Everyone who loves Jane Eyre has a favorite version. Mine is the 2006 miniseries starring Toby Stephens and Ruth Wilson, because it helped me understand, for the first time, what Jane saw in Edward Rochester.

Almost everyone knows the story by now. Young Jane Eyre goes to the remote Thornfield Hall on her first trip as a governess, where she quickly falls in love with little Adelle, a spoiled French girl, and the master of the house, Edward, who accuses her of bewitching his horse when he comes upon her in the mist and topples off it. The two trade insults (he dismisses her piano playing as mediocre, and she tells him that he is not handsome in answer to his honest question) and fall for each other, but their romance is full of thorny complications—he tries to make her jealous and provoke her passions by pretending he intends to marry the beautiful Miss Blanche, and Jane is all set to marry him when his ‘evil secret from the attic’ is revealed.

Love them or hate them, they are a memorable couple—two plain (even “ugly” by the book’s standards) people who find one another and fall deeply, passionately in love, but Jane’s own moral conviction won’t allow them to be together once she discovers he has a secret marriage to an insane woman he keeps in the upper room. Now and again, Bertha escapes to roam the castle and set fires, setting the scene for the inevitable conclusion (haunted by having seen Jane in her wedding dress, his deranged wife sets fire to the great house and then after Edward risks his life to save her, leaps from the roof to her death, leaving him crippled but able to marry Jane).

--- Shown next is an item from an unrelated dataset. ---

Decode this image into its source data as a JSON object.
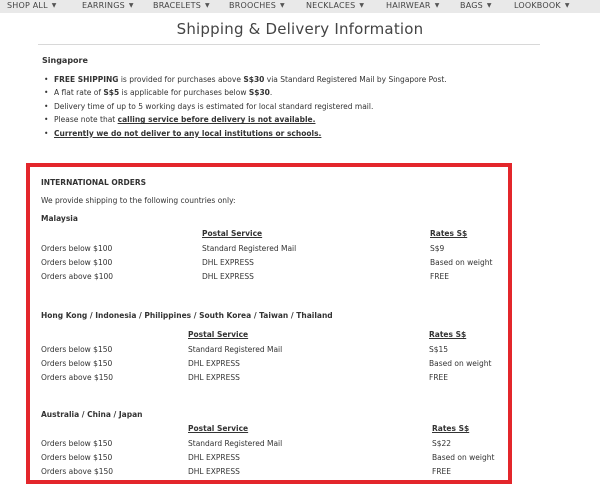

Many have complained about this version, because it is not strictly true to the morals of the book, but I love it. It differs from the novel in that Jane and Edward are physically affectionate to one another; after their engagement, they sit wrapped up in each other’s arms in the parlor, kissing (before she modestly pulls away and insists upon calling him “sir”). After the devastating reveal about his wife, Edward also comes into her room, lies beside her on the bed, and kisses her, in an attempt to entice her to run away with him. When this fails, he clutches at her and begs her to join him in the Caribbean, where they will have a modest little house and a “platonic relationship… we will live as brother and sister, and come together in the afternoon to play croquet… a chaste peck on the cheek on birthdays and such…” He swears that he won’t tempt her to a life of sin, and he means it, but the audience knows that from the fire and heat between them, that won’t last—and so does Jane, who runs away from him before dawn.

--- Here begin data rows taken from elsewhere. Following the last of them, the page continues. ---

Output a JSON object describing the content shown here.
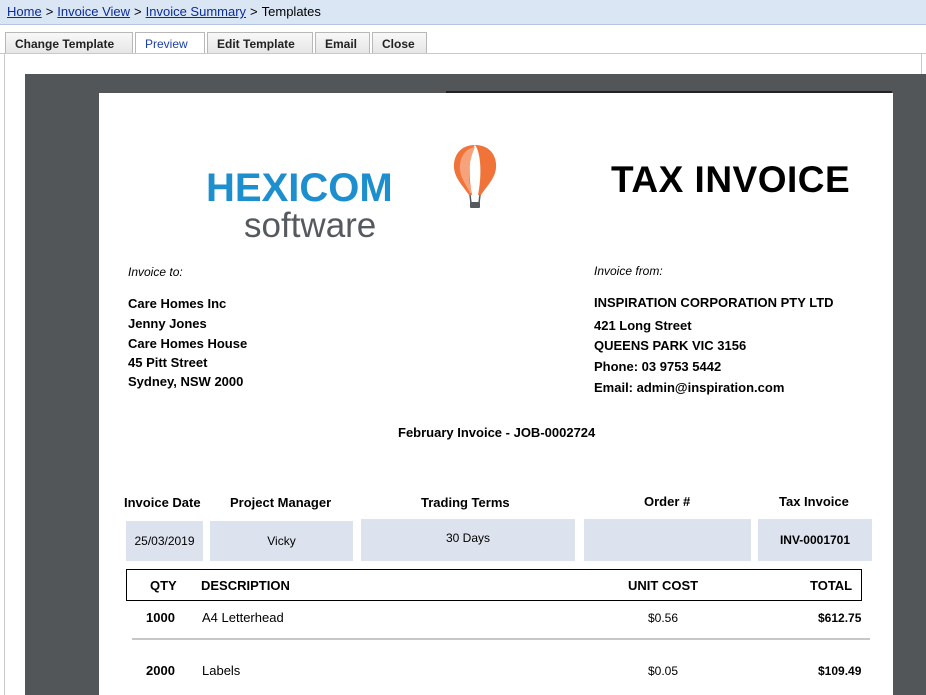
{
  "breadcrumb": {
    "items": [
      "Home",
      "Invoice View",
      "Invoice Summary"
    ],
    "current": "Templates",
    "separator": ">"
  },
  "toolbar": {
    "change_template": "Change Template",
    "preview": "Preview",
    "edit_template": "Edit Template",
    "email": "Email",
    "close": "Close"
  },
  "invoice": {
    "logo": {
      "word1": "HEXICOM",
      "word2": "software",
      "icon": "hot-air-balloon-icon",
      "colors": {
        "blue": "#1e8fce",
        "gray": "#555a5f",
        "orange": "#f0743a"
      }
    },
    "title": "TAX INVOICE",
    "invoice_to_label": "Invoice to:",
    "invoice_to": [
      "Care Homes Inc",
      "Jenny Jones",
      "Care Homes House",
      "45 Pitt Street",
      "Sydney, NSW 2000"
    ],
    "invoice_from_label": "Invoice from:",
    "invoice_from": [
      "INSPIRATION CORPORATION PTY LTD",
      "421 Long Street",
      "QUEENS PARK VIC 3156",
      "Phone: 03 9753 5442",
      "Email: admin@inspiration.com"
    ],
    "heading": "February Invoice - JOB-0002724",
    "info_headers": [
      "Invoice Date",
      "Project Manager",
      "Trading Terms",
      "Order #",
      "Tax Invoice"
    ],
    "info_values": [
      "25/03/2019",
      "Vicky",
      "30 Days",
      "",
      "INV-0001701"
    ],
    "item_headers": {
      "qty": "QTY",
      "description": "DESCRIPTION",
      "unit_cost": "UNIT COST",
      "total": "TOTAL"
    },
    "items": [
      {
        "qty": "1000",
        "description": "A4 Letterhead",
        "unit_cost": "$0.56",
        "total": "$612.75"
      },
      {
        "qty": "2000",
        "description": "Labels",
        "unit_cost": "$0.05",
        "total": "$109.49"
      }
    ]
  }
}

The true genius of the book is its vivid contrast between the passionate Edward, all foul tempers and bluster and deep love, and the emotionally stingy St. John Rivers, her cousin who “has a heart, but refuses to use it.” Though loving a local girl “wildly,” she does not fit into the distinct vision he has for his life (to become a missionary in a “hot place”), so St. John refuses to allow himself to have her. He goes so far as to ask Jane to move with him to Africa, in the true platonic marriage Edward tried to offer her, but she can’t accept this either. If she cannot have Edward, she will marry no one at all.

There are two things I like about this version. The first is the incredible chemistry and sexual tension between the leads, and the second is, how Tobey plays Edward. In every other version, Edward comes across as a loud-mouthed, obnoxious bully, but Toby injects a sense of humor and outright flirtation into his exchanges with Jane. So when he gives her fifty pounds for her journey, takes it back, then gives her ten, and then fears she will stay away too long and demands its return (she refuses), the entire thing is a long flirtation full of twinkling eyes and gentle tones. He alternates between gruff and immature in his emotions to being likable and charming, sullen and then full of love. As Jane says, “his moods are changeable.” It’s the first Edward I too have fallen in love with, thanks to this deliberate choice to make him a romantic hero instead of a perpetual grouch. His mischievous nature makes the scenes before the end, where Jane turns the tables and plays with him a little bit (tit for tat) adorable (she tells him all about St. John and what a fine man he is, provoking him to jealousy and finally, to a reveal that “We are not the platonic sort, Jane”).

One could argue that allowing him to kiss and hold her is not true to Jane’s character. To this, I would agree, it does not fit a prim Victorian sensibility, but it does show the audience, in an appropriate way, the raging fire beneath their skin that the book suggests. If you don’t have that angle on screen, and all you are left with is an enormous grouch who shouts at Jane half the time, it makes it easier for you to dismiss Jane’s enormous sacrifice in abiding by her principles rather than violating them when she chooses to leave. But if you can understand how much she desires him, how the very touch of his hand makes her tremble, the journey she takes out of that house, because she will not become his mistress, is all the more powerful. She has had a glimpse, a taste, of what would await her, and knows what she has left behind, because she cannot betray her beliefs. It makes my heart cry out for them to be together, much in the same way theirs cry out for each other.

Charlotte Bronte could imagine a grand passion, even if she never knew one, and leaves us with a happy ending… of a sort. Our two beloved characters reunited and happy, but not whole; Edward has lost a portion of his sight and been disfigured by the fire. He has been “broken” but redeemed, for it taught him that had Jane stayed with him in sin, he could never have respected her as much as he loves her. But as Jane concludes in the final moments of the musical and the book, the ending shows us how “God has tempered justice with mercy,” and because of their sacrifices, allowed them to find love.

I wrote this as part of the Bustles and Bonnets Costume Drama Blogathon!